When I went to my first paperweight meeting, I didn’t know how addicted I would become to my uncommon hobby. Paperweight history and glass technology fascinate me.
Do you know hobbies are healthy for us? Do you work all the time? I’m not trying to persuade you to collect paperweights but to discover an endeavor that will bring you together with others where you meet people with similar passions. I had no idea, when I went to my first paperweight meeting, the complexity of the art.
I’m a card-carrying member of an organization for paperweight enthusiasts, but I must depend on people in my Paperweight Collectors Association of Texas for their vast knowledge.

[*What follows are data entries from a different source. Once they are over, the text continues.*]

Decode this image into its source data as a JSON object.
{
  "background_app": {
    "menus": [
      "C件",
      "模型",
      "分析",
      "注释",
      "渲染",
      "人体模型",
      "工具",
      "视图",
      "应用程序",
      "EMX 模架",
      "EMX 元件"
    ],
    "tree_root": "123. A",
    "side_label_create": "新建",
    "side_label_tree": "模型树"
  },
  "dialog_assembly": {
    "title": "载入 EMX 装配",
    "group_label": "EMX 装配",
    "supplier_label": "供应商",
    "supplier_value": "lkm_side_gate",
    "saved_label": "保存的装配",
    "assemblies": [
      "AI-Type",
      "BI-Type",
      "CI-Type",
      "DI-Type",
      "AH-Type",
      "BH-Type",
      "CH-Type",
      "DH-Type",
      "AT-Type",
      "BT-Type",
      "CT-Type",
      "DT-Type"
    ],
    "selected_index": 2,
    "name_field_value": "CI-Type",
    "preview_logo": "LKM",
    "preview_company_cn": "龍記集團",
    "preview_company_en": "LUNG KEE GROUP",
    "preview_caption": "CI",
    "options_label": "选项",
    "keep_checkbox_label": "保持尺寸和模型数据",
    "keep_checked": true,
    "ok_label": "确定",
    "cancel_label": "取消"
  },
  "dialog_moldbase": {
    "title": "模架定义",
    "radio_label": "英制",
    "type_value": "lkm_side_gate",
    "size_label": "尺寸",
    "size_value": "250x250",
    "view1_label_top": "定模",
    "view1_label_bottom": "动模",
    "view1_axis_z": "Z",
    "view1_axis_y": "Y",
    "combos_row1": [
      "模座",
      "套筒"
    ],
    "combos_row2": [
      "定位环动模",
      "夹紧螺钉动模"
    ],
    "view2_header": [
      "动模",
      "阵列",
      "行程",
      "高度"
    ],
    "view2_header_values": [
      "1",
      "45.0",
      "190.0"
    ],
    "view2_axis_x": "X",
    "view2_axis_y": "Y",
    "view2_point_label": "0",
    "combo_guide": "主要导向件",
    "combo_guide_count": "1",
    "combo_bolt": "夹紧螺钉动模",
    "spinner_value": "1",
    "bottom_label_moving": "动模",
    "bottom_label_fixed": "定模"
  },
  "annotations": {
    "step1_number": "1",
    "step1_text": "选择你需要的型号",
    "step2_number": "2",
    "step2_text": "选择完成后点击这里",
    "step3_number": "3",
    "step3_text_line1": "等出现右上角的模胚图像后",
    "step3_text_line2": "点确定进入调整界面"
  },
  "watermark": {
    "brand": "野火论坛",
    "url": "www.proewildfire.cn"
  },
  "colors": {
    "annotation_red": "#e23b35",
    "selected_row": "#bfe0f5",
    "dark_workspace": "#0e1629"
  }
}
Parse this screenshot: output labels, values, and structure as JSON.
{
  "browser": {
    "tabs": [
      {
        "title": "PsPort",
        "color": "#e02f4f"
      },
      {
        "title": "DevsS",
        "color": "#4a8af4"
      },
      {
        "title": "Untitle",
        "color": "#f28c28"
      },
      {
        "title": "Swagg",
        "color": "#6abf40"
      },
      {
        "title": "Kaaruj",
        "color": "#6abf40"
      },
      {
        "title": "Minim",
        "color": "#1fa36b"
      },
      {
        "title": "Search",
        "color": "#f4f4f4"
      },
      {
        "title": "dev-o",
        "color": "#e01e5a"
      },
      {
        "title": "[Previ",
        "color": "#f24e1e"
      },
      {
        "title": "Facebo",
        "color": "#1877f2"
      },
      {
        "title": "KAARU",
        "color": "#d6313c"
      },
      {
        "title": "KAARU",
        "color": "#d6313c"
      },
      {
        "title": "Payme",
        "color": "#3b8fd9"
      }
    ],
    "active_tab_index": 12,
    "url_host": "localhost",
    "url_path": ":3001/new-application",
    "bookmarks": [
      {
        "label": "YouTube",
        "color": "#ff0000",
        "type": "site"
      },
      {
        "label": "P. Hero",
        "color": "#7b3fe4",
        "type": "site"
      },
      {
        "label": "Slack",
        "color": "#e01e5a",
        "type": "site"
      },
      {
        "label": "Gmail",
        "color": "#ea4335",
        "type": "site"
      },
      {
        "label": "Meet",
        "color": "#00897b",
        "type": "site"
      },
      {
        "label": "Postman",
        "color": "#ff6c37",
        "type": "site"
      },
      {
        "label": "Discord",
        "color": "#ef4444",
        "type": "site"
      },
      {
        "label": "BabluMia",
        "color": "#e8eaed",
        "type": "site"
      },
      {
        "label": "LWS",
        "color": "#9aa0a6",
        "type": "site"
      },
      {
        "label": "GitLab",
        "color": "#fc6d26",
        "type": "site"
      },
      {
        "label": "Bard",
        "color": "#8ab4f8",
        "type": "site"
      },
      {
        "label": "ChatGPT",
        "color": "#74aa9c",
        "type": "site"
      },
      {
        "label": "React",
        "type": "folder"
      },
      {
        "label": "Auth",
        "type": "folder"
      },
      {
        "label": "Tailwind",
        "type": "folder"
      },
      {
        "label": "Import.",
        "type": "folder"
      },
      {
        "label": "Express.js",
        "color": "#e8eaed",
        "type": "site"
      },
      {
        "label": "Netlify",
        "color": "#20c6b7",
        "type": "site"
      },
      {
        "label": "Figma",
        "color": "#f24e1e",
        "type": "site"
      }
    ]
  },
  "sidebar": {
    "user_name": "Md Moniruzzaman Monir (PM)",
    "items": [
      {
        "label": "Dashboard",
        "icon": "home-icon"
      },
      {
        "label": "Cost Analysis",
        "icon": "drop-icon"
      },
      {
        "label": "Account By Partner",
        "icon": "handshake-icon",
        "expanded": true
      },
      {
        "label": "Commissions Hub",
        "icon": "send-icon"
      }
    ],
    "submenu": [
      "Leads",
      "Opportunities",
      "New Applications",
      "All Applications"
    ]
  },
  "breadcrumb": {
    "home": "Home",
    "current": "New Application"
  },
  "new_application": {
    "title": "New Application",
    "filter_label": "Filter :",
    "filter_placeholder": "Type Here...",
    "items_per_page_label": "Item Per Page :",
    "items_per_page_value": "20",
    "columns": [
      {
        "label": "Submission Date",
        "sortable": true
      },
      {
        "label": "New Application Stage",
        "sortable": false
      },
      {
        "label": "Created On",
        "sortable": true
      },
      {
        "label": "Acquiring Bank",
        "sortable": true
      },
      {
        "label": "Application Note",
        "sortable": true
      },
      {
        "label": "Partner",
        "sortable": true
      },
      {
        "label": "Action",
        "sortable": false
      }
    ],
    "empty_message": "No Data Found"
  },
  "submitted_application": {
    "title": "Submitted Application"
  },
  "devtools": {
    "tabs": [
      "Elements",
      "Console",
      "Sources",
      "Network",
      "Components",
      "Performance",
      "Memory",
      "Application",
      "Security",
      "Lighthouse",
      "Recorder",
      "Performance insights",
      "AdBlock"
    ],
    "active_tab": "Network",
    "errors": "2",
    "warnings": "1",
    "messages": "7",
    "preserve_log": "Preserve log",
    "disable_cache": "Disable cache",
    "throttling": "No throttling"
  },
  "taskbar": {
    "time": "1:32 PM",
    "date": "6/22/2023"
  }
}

Although I’ve learned a tremendous amount, my knowledge fits in a coffee cup or maybe a thimble. Now I’m sharing my “coffee cup” with you.

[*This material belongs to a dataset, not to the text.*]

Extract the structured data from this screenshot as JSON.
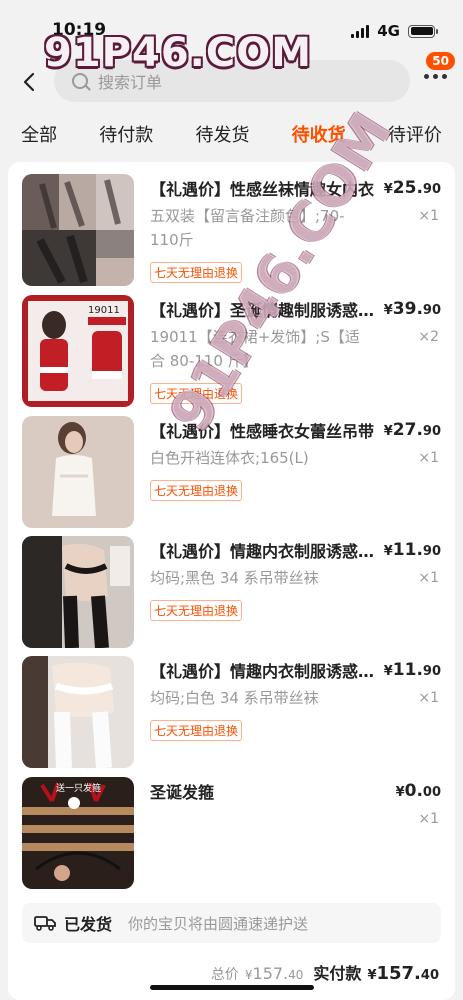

Our meetings include presentations from dealers and artists. The added plus, we meet new friends who love to travel, chat, and dine together. The meetings are devoted to helping the group understand the complexity of the art. Let’s start with the basics.
According to research, glass making began in the Middle East as long ago as 4000 BC. But let’s concentrate on more recent progress.

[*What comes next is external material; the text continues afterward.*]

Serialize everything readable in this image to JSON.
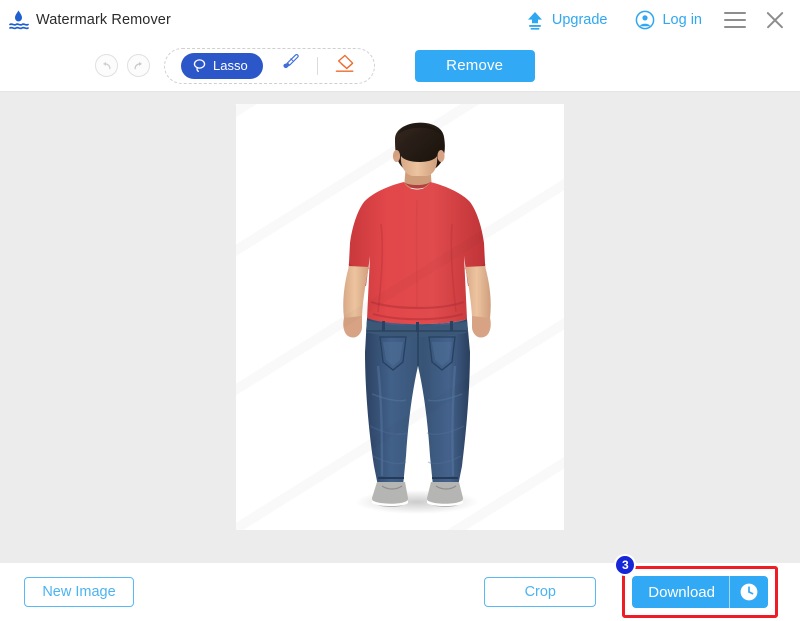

In an online history of paperweights, the author mentions Pietro Bigaglia, from Venice, Italy, who brought the first known paperweight to a meeting in Austria in 1845. The leaders at the St. Louis Glass Manufacturing Company in France began creating similar paperweights. Soon Baccarat, another French glass manufacturing company in France, followed. The antique paperweights often cost much more than the newer weights.
Perhaps a paperweight catches your eye in an antiques store. The price tag is $1500. Is it a good investment? If you watch the Antiques Road Show, you discover antiques can improve their value and others, not so much. For paperweights, it depends on the quality of the actual piece: pristine clarity of color, success of the artist, shape, and finish. Paperweight popularity rises and declines with the economy.
Since the 1940s American paperweight makers blossomed with methods to differentiate themselves. We call them “emerging” artists. Several styles include the millefiori or lamp work methods.
Millefiori (a thousand flowers) involves heating, cooling and cutting glass rods or canes. The artist inserts beautifully coordinated colorful canes in concentric patterns. Canes may look like tiny flowers, especially the rose canes. A scramble appears as it sounds: the small pieces of glass, which look a little like Christmas candy, are mixed and covered in clear glass.
Lamp Work, Flame Work and Torch Work
Ken Rosenfeld’s lamp work, for example, shows the most brilliant hues of both fruit and flowers encased in glass clearer than icy, mountain water. Although a tiny bouquet may look like straw, the entire paperweight is glass. According to one of the most respected paperweight authorities, Art Elder:
“Lamp work originated as a product of sculpting glass using the heat of a whale-oil lamp normally, used for reading. Flame work and torch work, modern terms, originated when glass became sculpted with modern fuels and torches.”
The Un-Ending Story
As the Chinese become better with their manufacturing of paperweights, the novice enthusiast must be careful to avoid purchasing counterfeits. I am not “hung up”
on paperweight values when I add to my collection. A dear friend recognized my addiction and gave me an inexpensive, Chinese weight with a pink flower, which I treasure. I love the paperweight I bought at the Corning Glass Museum gift shop created by The Glass Eye manufacturing firm in Seattle. It reminds me of a Monet painting. In Dallas the Carlyn Galerie carries the Glass Eye brand (GES on the bottom) and other less famous artists. If you are looking for an exquisite, reasonably priced object for a gift, check out retail gift shops. You may find a heart-shaped paperweight to bring joy to a friend. Kittrell/Riffkind Art Glass offers an array of art glass, including paperweights by emerging artists. Google “art glass near me” and you may find an unexpected treasure.
Click on the Paperweight Collectors of Texas website for information about our next meeting in Houston in early March. Another website for detail is the Paperweight Collectors Association, the national organization for people with a crazy affinity for paperweights as a serious art form. And if you are in an antiques store, be sure to look for paperweights. You may find a rare treasure.